It’s so macro, man. (But maybe not for long) | FT Alphaville

It’s so macro, man. (But maybe not for long)

As American equity markets awaited the onset of the earnings season (Alcoa kicks off, after the bell on Monday), consider this factoid from Matthew Rothman, Barcap’s top quant research man in New York:

Recommending stocks in the current environment may well be a fool’s errand…stock selection has rarely ever been more difficult than it has over the past 2 months. Stock return dispersion is a historically low levels with macro economic factors being chiefly responsible for the direction of stocks.

To put this in perspective, current levels of cross-sectional correlation are higher than in October 1987, anytime during the Fall of 2008, either the runup or the bursting of the Internet Bubble, or after 9/11.

Quants generally have never had it so bad as over the past 2/3 years, as the chaotic dash for trash followed the dislocations of the credit crisis, only to give way to the manic macro-led lunges (bearish and bullish) of recent months.

Not ideal conditions for stock pickers of any colour.

John Kemp at Reuters argued recently that policymakers and investors alike seemed to be over-estimating the likelihood of extreme outcomes – betting either on a huge bout of liquidity-induced inflation, or a renewed descent into recession and deflation, or possibly both at different times. (H/T Kedrosky.)

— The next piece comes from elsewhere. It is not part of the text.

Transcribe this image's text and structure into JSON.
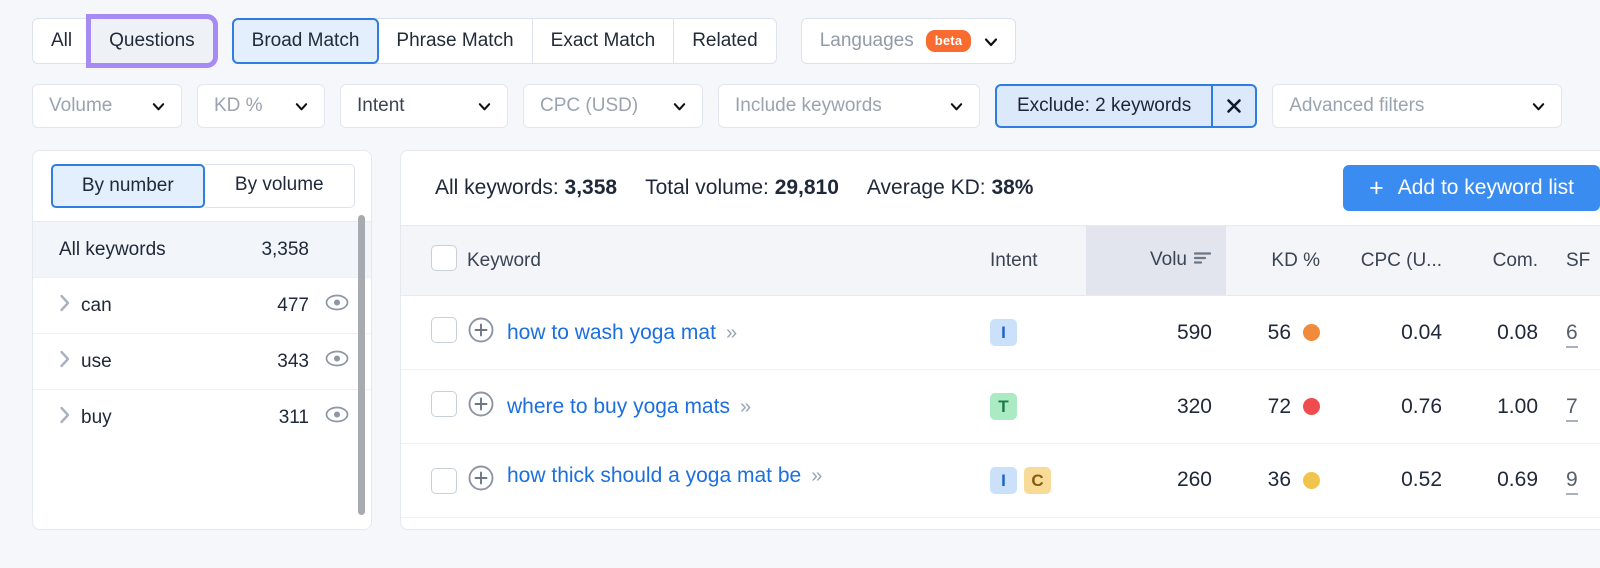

He reckons people are too transfixed by tail risks and that, in reality, we’ll all just muddle through:

One set is terrified about deflation and defaults, causing a surge out of equities and into the safest U.S. Treasury bonds. The other is worried about a resurgence of price pressures, triggering a flight from cash into hard assets and gold…

But the point about tail risks is that they lie in the tails of the distribution. Even with fat-tails, tail risks are still fairly unlikely. Having spent much of the last two decades ignoring the fat tails in returns from many assets (”kurtosis”) policymakers and investors now risk over-compensating and focusing on tail risks to the exclusion of the main body of the probability distribution.

When the current bout of panic and gloom passes, it is much more likely the global economy will continue to muddle through, with moderate growth and moderate inflation, than that it will be plunged into a Third Great Depression or some sort of hyperinflationary spiral.

Rothman at BarCap is also looking for a return to something approaching normality. In fact he’s gone back to the artisanal financial craft of screening stocks for things like strong cash-flows and the like, coming up with a filtered list of 22 companies that have benefited from some eye-catching upwards earnings revisions over recent weeks.

Full details in the  usual place.

Will this catch on? Could a new era of stock-picking be upon us?